Caroline explains that accessibility means that you are given the best chance to perform at your best. If you know that you’re an anxious person, or that you don’t cope well in unfamiliar situations, there is no harm in asking the recruiter if you can see the interview questions in advance.  Neurodiverse individuals in particular might feel under pressure when put on the spot to answer questions from a stranger.  It might not always be possible to show you the interview script or a list of questions, but the recruiter may well be able to give you a heads up on the type of questions that have been asked in previous interviews for this role.

In general, organisations are placing increasing importance on accessibility and inclusivity through the interview process. So don’t be afraid to ask for extra support or adjustments to be made for you if you need it.

An interview is a two-way process

Caroline encourages you to be your authentic self in the interview. Rather than trying too hard to “fit in”, establish whether the role could be a great match that allows you to add value by being yourself.

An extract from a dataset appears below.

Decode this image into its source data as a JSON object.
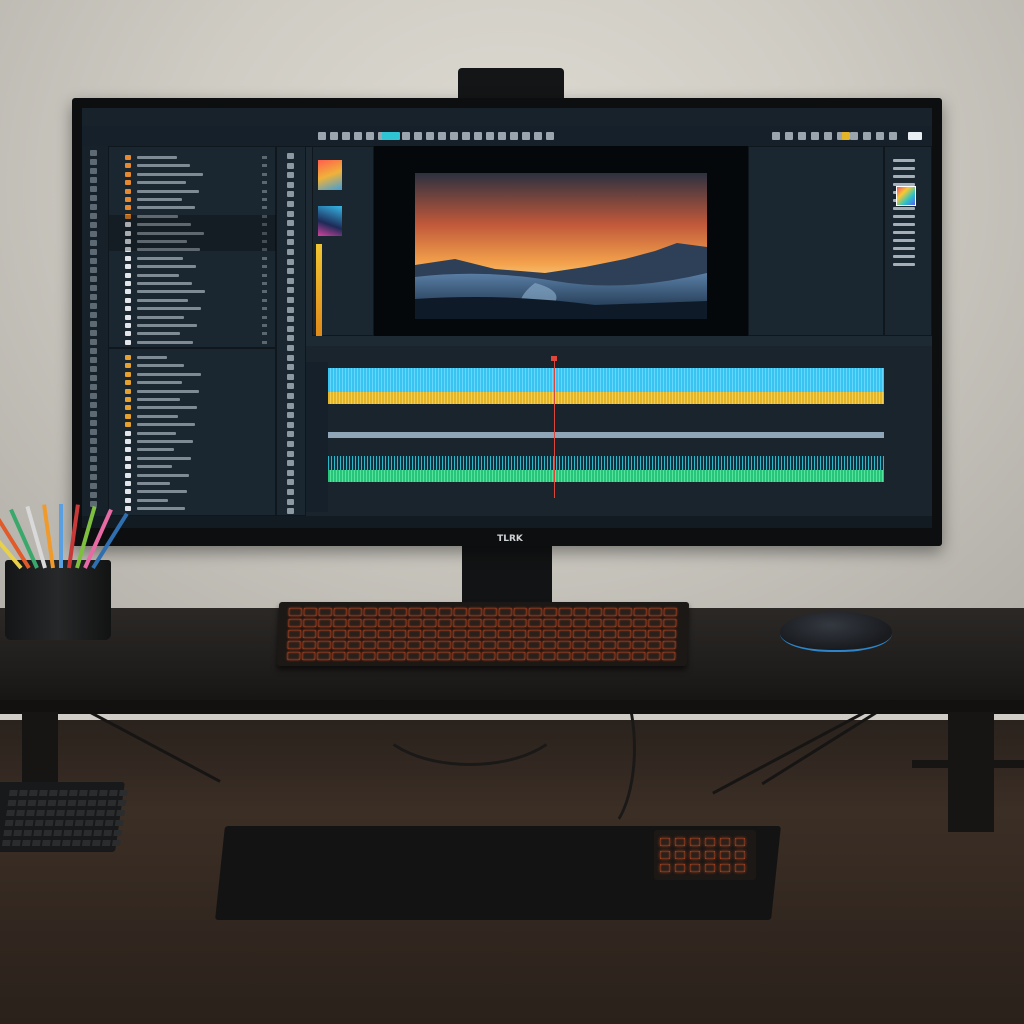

Remember that a job interview is a two-way process. It is not only the company that is interviewing you. You are also interviewing the company. Maybe they should be lucky to have you working for them! What do they need to demonstrate to persuade you that it would be fulfilling to work for them? I recommend throwing in a few questions from your side in the interview to show that you’re proactive and that you’re not begging for the job. Most interviewers will give you an opportunity to ask questions at the end of the interview. Have a few questions ready so that you don’t have to revert to the awkward: “Eh, no, I think we’ve covered it all.”

Rob Johnson of Johnson Associates, a Specialist Loans & Trade Finance Recruiter, explains that the questions you ask will give the hiring manager a further impression of the person you are and what interests you have. They also give you the opportunity to further build rapport before the interview concludes. Rob recommends avoiding asking mundane questions, such as about the team and organisational structure.  Ask questions which will spark engaging conversation.

Remember that it is a competition

When you go through the above steps – you prepare well, look professional and have a great conversation – you might come away feeling satisfied because you answered all the questions. But Rob Johnson reminds us that an interview is a competition! You may not see the other contestants but they are there, fighting for the same job.

Remember, there is only one job and one winner, so you must attend the interview with the will to win. Just getting through the questions somehow is not enough! If you don’t try your absolute hardest to succeed, another candidate will.

You don’t have to do it on your own 

Hopefully this article has given you ideas about how to create your own strategy for performing well in your next interview. If you are interested in receiving assistance for your job hunt, you can book a FREE Discovery Call here either with me or one of my handpicked associates. We will discuss your situation and requirements, and suggest a course of action.  If you then decide to work with us, we can create a bespoke strategy and break it down into easy and manageable steps that will move you steadily forward towards your chosen goals.

We would love to hear from you!

No Comments

Sorry, the comment form is closed at this time.